INSTRUCTIONS TO FOLLOW — Lines holding the string "Người" are the ones to copy; find them all in the data.
-- -- --
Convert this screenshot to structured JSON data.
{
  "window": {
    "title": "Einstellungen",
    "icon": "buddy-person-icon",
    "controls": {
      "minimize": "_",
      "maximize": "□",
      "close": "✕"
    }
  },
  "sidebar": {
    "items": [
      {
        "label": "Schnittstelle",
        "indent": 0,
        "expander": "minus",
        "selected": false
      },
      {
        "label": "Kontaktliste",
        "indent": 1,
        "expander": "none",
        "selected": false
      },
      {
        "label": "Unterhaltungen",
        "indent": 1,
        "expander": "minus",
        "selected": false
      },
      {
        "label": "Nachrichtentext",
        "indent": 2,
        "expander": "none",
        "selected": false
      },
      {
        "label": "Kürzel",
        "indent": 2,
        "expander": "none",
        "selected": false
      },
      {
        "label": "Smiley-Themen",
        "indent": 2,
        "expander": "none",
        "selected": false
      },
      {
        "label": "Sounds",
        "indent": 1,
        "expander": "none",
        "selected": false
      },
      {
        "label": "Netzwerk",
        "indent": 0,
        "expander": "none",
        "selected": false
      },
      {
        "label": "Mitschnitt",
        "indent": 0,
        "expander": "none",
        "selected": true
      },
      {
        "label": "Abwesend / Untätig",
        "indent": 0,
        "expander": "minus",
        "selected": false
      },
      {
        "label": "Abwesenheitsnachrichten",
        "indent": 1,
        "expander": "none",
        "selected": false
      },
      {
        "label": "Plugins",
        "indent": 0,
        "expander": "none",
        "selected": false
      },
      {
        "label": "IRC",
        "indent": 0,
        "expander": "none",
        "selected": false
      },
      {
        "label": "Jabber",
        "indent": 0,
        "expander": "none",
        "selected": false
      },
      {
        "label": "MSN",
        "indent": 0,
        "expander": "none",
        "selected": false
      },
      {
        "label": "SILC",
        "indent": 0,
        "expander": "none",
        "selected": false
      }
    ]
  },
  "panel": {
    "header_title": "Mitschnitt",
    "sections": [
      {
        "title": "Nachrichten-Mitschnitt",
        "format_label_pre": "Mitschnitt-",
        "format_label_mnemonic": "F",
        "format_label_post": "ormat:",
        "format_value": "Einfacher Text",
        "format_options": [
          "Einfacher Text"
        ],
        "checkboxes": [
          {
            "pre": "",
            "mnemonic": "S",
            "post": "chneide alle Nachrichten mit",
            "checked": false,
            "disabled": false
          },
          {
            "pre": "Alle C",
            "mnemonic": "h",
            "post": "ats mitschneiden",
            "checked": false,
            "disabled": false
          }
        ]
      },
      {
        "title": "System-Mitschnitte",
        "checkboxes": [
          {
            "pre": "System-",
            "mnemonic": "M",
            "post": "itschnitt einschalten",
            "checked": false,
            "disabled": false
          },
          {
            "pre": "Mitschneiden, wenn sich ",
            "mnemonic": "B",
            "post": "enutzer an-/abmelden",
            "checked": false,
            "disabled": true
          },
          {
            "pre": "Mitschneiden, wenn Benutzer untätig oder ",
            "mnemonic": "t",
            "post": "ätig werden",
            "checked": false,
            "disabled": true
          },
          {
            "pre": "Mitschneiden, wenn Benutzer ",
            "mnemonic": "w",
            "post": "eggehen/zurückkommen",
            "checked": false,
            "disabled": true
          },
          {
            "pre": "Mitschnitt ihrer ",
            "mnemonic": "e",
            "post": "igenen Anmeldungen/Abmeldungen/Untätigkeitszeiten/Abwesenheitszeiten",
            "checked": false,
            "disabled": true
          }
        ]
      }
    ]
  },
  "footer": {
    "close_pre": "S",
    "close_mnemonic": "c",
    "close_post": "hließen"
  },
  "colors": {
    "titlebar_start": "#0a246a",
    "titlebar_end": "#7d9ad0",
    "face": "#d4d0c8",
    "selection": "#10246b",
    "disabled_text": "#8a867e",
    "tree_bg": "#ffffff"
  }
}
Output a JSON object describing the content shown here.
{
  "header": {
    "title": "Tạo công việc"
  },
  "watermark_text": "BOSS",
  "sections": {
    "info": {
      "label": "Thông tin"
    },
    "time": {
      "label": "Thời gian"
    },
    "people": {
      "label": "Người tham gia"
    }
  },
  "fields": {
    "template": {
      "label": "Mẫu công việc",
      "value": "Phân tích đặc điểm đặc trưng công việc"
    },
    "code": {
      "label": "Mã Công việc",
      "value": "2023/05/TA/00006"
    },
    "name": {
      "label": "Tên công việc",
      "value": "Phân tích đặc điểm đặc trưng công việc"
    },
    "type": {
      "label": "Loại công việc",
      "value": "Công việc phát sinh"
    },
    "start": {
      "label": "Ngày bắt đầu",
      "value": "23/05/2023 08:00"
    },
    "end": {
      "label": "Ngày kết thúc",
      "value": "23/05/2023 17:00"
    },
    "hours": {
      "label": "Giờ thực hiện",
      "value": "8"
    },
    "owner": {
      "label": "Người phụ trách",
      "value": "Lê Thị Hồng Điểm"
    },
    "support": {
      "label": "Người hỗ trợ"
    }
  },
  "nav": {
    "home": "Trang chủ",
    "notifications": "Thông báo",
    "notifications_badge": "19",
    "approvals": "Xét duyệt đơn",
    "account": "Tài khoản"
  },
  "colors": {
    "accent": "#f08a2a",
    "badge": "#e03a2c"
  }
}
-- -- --
FINAL ANSWER —
      "label": "Người tham gia"
      "label": "Người phụ trách",
      "label": "Người hỗ trợ"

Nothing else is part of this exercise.